**Stored data:**
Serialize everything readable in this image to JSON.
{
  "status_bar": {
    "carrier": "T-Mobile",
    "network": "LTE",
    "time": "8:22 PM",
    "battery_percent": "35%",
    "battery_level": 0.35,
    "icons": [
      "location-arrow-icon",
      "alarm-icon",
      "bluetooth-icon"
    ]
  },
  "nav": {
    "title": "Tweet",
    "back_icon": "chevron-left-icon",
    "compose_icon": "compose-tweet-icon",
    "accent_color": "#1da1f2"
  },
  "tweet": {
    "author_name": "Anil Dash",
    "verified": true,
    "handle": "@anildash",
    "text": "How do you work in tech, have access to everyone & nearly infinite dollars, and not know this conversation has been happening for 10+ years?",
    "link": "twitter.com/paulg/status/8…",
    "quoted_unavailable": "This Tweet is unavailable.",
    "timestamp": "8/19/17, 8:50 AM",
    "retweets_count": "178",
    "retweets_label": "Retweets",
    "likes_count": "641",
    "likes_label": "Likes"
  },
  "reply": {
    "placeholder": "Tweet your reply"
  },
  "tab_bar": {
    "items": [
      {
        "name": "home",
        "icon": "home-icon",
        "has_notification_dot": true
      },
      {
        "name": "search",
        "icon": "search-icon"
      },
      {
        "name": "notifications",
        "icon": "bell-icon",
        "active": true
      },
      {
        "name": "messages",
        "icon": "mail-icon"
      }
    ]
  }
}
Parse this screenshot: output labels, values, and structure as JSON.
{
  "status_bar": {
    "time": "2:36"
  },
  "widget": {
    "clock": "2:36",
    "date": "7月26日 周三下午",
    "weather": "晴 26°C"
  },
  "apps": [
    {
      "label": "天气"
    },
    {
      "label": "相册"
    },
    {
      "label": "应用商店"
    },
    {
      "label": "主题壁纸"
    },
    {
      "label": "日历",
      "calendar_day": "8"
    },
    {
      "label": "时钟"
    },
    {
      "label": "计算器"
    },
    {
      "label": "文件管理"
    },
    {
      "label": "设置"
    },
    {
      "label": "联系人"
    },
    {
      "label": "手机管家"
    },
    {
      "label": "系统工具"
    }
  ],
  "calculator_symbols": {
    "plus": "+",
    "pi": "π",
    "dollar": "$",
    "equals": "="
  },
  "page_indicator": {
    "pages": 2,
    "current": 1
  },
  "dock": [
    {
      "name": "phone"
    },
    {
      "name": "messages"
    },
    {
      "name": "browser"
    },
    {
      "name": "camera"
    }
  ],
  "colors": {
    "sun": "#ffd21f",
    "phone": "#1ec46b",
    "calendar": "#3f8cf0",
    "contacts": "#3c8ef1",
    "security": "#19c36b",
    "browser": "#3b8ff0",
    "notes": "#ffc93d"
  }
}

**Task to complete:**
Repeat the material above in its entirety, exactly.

**Result below:**
Serialize everything readable in this image to JSON.
{
  "status_bar": {
    "carrier": "T-Mobile",
    "network": "LTE",
    "time": "8:22 PM",
    "battery_percent": "35%",
    "battery_level": 0.35,
    "icons": [
      "location-arrow-icon",
      "alarm-icon",
      "bluetooth-icon"
    ]
  },
  "nav": {
    "title": "Tweet",
    "back_icon": "chevron-left-icon",
    "compose_icon": "compose-tweet-icon",
    "accent_color": "#1da1f2"
  },
  "tweet": {
    "author_name": "Anil Dash",
    "verified": true,
    "handle": "@anildash",
    "text": "How do you work in tech, have access to everyone & nearly infinite dollars, and not know this conversation has been happening for 10+ years?",
    "link": "twitter.com/paulg/status/8…",
    "quoted_unavailable": "This Tweet is unavailable.",
    "timestamp": "8/19/17, 8:50 AM",
    "retweets_count": "178",
    "retweets_label": "Retweets",
    "likes_count": "641",
    "likes_label": "Likes"
  },
  "reply": {
    "placeholder": "Tweet your reply"
  },
  "tab_bar": {
    "items": [
      {
        "name": "home",
        "icon": "home-icon",
        "has_notification_dot": true
      },
      {
        "name": "search",
        "icon": "search-icon"
      },
      {
        "name": "notifications",
        "icon": "bell-icon",
        "active": true
      },
      {
        "name": "messages",
        "icon": "mail-icon"
      }
    ]
  }
}
Parse this screenshot: output labels, values, and structure as JSON.
{
  "status_bar": {
    "time": "2:36"
  },
  "widget": {
    "clock": "2:36",
    "date": "7月26日 周三下午",
    "weather": "晴 26°C"
  },
  "apps": [
    {
      "label": "天气"
    },
    {
      "label": "相册"
    },
    {
      "label": "应用商店"
    },
    {
      "label": "主题壁纸"
    },
    {
      "label": "日历",
      "calendar_day": "8"
    },
    {
      "label": "时钟"
    },
    {
      "label": "计算器"
    },
    {
      "label": "文件管理"
    },
    {
      "label": "设置"
    },
    {
      "label": "联系人"
    },
    {
      "label": "手机管家"
    },
    {
      "label": "系统工具"
    }
  ],
  "calculator_symbols": {
    "plus": "+",
    "pi": "π",
    "dollar": "$",
    "equals": "="
  },
  "page_indicator": {
    "pages": 2,
    "current": 1
  },
  "dock": [
    {
      "name": "phone"
    },
    {
      "name": "messages"
    },
    {
      "name": "browser"
    },
    {
      "name": "camera"
    }
  ],
  "colors": {
    "sun": "#ffd21f",
    "phone": "#1ec46b",
    "calendar": "#3f8cf0",
    "contacts": "#3c8ef1",
    "security": "#19c36b",
    "browser": "#3b8ff0",
    "notes": "#ffc93d"
  }
}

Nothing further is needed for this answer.